Brazil Military Drills to Defend Amazon
By Simon Romero
Brazil’s army is deploying troops this month to the far reaches of the Amazon in a military exercise simulating a foreign invasion of the rain forest, focusing attention on sensitivity over sovereignty in a region rising in importance as a strategic pillar of Latin America’s largest economy.
The troop mobilization, starting on Monday and called Operation Machifaro, points to a deepening of a central element of military doctrine in Brazil, which holds the defense of the Amazon as a top priority. The Amazon’s mineral wealth and vast reserves of fresh water place the region “in the context of potential threats,” military officials here said in a statement.
“The operation will provide ways for optimizing a strategy of resistance in the region,” said Gen. Guilherme Cals Theophilo Gaspar de Oliveira, chief of Brazil’s Amazon Military Command. He also emphasized that the exercise was aiming to “consolidate a doctrine of jungle combat.”

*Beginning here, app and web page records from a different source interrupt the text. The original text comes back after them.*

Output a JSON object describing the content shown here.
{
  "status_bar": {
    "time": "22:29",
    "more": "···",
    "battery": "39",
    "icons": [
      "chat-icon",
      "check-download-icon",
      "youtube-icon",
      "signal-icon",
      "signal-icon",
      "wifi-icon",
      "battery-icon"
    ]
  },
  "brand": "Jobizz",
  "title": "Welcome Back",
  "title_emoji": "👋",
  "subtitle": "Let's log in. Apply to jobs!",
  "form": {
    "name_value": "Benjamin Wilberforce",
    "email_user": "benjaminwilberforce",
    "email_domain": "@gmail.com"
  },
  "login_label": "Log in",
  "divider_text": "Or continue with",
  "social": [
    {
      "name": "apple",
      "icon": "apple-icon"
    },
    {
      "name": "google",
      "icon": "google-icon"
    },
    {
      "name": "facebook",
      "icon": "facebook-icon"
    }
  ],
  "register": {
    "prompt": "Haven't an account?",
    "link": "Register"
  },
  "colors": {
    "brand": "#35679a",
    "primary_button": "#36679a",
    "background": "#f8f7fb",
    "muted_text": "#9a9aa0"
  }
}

The drill aims to prepare soldiers to respond to a foreign military force larger than Brazil’s armed forces, officials said. While Brazil has long been at peace with its smaller neighbors in the Amazon and no country was specified by name in the preparations for the exercise, some military strategists in Brazil have long focused on the United States as a potential threat.

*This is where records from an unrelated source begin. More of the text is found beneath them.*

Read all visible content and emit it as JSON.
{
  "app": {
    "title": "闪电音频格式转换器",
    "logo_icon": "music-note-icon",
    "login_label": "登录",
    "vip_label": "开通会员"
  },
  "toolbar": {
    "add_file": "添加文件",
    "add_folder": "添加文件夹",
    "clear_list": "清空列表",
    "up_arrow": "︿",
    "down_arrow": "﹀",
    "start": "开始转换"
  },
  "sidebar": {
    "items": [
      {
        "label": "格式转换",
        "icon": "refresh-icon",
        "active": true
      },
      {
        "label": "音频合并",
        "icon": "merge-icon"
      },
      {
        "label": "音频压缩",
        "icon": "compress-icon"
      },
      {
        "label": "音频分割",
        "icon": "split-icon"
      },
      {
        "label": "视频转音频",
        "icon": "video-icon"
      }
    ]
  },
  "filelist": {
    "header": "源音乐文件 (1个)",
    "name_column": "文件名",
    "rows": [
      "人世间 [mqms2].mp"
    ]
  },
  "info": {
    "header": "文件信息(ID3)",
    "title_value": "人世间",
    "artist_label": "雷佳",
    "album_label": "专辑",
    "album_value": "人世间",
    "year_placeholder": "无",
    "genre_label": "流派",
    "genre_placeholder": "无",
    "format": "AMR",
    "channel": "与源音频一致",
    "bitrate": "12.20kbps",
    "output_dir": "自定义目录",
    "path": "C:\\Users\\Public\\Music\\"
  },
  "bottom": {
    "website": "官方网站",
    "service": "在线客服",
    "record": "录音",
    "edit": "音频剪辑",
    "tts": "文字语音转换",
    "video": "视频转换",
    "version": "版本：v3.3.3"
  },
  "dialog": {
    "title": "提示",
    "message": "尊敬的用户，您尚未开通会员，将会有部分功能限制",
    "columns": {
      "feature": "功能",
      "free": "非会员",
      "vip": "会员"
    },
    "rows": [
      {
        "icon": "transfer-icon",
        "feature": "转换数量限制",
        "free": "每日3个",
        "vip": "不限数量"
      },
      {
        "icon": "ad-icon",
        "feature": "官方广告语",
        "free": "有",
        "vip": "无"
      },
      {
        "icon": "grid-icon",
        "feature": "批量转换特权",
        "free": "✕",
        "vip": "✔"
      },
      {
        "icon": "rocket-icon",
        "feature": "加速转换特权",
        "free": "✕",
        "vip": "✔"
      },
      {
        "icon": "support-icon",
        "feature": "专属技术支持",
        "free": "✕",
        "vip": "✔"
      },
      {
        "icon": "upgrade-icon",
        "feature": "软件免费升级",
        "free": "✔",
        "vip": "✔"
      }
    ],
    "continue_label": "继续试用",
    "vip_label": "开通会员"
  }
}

Officials in Brazil and the United States have rejected the possibility of any military clash between the two countries, the most populous in the Americas, over the Amazon, and ties between Brasília and Washington remain cordial though somewhat strained after revelations in 2013 that the National Security Agency had spied on President Dilma Rousseff and her inner circle.
In fact, a chance for improving relations may be emerging after Ms. Rousseff’s office noted positively that Vice President Joseph R. Biden Jr. had called her this month to congratulate her on her re-election and renew an invitation for her to visit Washington. Ms. Rousseff postponed a state visit in 2013 after the reports of N.S.A. spying.

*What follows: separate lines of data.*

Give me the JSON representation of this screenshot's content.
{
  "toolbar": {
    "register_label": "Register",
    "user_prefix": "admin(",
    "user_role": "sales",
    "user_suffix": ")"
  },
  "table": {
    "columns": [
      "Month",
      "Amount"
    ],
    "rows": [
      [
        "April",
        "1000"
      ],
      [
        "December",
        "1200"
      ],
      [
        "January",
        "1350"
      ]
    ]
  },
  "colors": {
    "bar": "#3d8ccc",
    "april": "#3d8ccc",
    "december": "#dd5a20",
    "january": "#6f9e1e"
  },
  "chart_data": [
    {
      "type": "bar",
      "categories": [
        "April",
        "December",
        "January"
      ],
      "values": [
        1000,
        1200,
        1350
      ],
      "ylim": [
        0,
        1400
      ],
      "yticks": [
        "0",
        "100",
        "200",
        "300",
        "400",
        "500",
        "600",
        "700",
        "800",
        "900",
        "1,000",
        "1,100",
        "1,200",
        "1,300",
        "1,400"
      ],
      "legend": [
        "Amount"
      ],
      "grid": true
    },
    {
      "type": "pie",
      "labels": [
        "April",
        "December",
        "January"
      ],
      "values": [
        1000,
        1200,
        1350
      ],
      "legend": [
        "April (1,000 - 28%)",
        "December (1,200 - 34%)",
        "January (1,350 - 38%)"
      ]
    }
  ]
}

Still, the army’s drill reflects thinking in Brazil that foreign powers covet the Amazon, about 60 percent of which is in the country. Fifty percent of Brazilians believe that their country will be invaded in an effort to grab the Amazon’s resources, according to 2011 opinion survey by a government statistics agency. The poll, which interviewed 3,796 people, had a margin of sampling error of plus or minus 5 percentage points.
Brazil expanded its military presence in the Amazon during the dictatorship that held power from 1964 to 1985, when generals offered incentives to settlers to occupy the frontier. While some political analysts contend that potential invasions belong in the realm of conspiracy theories, others delve into history to show that foreign designs on the Amazon are not so far-fetched.
History books like “The Deepest South,” which describes an antebellum plan by southerners in the United States to develop the Amazon with American slaves, have been translated into Portuguese and discussed in the Brazilian news media.
Brazil’s army also drew inspiration from history in naming its latest military exercise, which involves 550 troops here in Manaus, the Amazon’s largest city, and outposts like Santa Isabela do Rio Negro and Caracaraí. Machifaro is a region of the Amazon where in the 16th century resistance coalesced against Spain’s attempts to gain control of large portions of the rain forest held then by the Portuguese empire.